----- Data provided -----
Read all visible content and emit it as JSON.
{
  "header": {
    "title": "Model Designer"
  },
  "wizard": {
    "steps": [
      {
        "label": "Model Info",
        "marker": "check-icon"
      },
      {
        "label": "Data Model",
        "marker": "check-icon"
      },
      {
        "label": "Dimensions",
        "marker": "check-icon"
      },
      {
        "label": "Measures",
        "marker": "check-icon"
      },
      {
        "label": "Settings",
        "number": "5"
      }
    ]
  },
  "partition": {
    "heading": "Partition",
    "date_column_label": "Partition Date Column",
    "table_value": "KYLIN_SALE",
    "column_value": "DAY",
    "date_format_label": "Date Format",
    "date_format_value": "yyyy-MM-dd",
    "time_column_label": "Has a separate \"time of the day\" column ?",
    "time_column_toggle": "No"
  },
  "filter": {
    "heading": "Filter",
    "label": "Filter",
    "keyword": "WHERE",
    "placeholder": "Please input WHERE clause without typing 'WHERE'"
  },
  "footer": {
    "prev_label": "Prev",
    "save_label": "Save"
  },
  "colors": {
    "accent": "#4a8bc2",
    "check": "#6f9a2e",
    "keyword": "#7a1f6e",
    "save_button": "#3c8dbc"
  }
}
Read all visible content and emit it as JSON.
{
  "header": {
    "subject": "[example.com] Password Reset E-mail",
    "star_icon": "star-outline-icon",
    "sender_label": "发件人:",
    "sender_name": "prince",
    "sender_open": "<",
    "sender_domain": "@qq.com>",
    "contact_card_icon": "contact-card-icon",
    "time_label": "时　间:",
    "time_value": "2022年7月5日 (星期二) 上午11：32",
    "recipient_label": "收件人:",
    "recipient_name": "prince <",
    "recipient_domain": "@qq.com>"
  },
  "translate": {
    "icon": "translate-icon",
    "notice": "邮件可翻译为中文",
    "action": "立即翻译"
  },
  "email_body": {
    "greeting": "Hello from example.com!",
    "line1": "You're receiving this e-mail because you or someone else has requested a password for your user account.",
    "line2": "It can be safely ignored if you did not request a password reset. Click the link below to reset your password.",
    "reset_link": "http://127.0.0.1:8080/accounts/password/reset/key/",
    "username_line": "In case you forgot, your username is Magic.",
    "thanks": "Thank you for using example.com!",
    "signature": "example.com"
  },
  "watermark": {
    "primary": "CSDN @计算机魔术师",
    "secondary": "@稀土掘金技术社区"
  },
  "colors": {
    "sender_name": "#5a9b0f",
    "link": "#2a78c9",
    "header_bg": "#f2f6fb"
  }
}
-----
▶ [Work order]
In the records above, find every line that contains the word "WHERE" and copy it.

▶ [Reply to the task]
    "keyword": "WHERE",
    "placeholder": "Please input WHERE clause without typing 'WHERE'"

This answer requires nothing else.